→ **TO DO**
Search the entries below for the string "Singapore" and give the number of lines that hold it, nothing else.

Data extracted from a collection:
Start of Block

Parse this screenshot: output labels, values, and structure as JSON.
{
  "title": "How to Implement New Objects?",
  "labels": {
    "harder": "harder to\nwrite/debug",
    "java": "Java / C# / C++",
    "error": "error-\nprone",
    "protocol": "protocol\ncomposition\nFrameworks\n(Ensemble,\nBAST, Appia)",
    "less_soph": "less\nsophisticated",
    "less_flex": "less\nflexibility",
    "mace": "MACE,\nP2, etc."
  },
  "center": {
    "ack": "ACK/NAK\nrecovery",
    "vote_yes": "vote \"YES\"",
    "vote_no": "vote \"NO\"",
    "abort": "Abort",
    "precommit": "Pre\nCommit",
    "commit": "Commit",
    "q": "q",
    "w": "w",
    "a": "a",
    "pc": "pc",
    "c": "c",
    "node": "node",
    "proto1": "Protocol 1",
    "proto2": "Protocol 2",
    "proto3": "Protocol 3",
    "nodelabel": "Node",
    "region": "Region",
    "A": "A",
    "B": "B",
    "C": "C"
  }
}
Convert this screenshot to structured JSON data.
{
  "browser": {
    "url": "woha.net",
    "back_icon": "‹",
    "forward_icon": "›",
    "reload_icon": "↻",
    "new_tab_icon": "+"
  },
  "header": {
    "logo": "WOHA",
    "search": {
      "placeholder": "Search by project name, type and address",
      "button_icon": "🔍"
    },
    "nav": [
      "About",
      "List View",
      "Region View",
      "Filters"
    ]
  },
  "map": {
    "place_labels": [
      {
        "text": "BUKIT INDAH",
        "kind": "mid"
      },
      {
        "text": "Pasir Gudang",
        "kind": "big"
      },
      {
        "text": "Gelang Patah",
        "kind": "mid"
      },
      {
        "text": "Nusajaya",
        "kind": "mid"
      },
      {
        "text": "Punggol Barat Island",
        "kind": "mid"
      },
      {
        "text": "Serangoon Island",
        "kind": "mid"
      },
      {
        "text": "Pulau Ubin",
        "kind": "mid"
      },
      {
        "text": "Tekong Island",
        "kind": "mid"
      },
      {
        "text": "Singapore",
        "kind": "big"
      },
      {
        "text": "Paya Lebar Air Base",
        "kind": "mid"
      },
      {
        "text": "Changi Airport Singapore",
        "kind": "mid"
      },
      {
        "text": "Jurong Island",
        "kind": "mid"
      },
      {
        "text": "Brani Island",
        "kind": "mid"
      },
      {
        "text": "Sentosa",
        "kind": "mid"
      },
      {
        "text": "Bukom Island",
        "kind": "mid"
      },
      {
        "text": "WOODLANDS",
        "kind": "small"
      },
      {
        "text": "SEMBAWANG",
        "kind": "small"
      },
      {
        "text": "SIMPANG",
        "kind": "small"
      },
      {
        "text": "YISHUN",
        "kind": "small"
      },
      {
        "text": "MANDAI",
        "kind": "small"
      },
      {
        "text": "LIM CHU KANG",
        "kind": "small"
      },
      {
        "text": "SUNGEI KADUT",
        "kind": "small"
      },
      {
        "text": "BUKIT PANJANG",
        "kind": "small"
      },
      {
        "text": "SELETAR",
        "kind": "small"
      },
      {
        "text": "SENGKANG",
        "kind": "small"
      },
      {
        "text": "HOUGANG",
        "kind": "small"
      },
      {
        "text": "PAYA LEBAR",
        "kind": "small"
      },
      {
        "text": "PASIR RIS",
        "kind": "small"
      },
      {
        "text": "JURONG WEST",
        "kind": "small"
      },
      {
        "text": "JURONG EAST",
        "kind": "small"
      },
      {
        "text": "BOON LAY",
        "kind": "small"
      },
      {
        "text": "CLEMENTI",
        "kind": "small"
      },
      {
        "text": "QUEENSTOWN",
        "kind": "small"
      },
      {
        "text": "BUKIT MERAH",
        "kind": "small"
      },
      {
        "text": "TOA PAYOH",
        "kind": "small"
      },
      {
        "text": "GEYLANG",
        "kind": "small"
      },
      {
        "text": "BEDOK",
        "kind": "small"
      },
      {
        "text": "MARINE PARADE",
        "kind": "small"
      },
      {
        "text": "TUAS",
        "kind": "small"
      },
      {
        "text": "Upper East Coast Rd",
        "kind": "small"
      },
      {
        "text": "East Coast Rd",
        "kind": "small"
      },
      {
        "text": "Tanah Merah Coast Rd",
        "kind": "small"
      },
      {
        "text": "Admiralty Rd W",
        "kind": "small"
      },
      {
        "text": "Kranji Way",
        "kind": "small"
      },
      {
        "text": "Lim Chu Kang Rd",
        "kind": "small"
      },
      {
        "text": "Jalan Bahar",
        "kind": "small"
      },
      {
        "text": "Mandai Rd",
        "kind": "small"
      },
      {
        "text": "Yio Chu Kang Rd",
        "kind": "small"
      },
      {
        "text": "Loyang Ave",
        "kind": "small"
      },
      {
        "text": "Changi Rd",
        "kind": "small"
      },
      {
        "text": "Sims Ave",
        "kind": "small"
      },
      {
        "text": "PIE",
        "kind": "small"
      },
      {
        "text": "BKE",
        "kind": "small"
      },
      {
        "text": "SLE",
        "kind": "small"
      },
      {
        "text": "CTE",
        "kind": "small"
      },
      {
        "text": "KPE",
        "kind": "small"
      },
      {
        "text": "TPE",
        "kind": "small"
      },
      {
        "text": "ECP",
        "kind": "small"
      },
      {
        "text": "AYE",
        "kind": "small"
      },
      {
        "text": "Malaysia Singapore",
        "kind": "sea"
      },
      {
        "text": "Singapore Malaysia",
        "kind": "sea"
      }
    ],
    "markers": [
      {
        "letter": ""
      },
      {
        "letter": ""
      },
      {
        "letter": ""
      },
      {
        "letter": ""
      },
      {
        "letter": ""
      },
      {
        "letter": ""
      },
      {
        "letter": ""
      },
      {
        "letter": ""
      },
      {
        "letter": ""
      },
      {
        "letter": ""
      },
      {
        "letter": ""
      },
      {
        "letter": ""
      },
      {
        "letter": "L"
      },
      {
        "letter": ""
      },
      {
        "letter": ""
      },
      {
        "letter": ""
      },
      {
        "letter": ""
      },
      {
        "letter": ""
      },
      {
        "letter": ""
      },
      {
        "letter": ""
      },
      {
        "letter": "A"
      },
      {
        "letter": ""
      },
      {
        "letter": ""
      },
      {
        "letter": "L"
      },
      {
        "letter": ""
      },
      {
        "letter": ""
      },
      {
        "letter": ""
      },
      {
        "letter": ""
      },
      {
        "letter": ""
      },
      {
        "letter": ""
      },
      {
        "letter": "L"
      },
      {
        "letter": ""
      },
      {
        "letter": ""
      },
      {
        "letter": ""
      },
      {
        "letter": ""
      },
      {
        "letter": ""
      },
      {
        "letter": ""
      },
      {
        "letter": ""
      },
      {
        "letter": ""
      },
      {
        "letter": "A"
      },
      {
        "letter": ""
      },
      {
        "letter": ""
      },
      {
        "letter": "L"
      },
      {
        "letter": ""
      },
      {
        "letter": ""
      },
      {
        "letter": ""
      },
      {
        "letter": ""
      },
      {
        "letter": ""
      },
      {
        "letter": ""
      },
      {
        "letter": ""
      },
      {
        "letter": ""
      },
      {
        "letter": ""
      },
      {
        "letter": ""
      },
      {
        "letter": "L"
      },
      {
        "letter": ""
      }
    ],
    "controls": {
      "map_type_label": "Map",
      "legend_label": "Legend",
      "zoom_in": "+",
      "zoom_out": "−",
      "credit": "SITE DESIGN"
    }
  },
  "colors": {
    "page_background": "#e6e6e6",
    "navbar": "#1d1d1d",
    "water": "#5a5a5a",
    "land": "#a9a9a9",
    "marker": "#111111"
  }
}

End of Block

→ **RESPONSE AREA**
4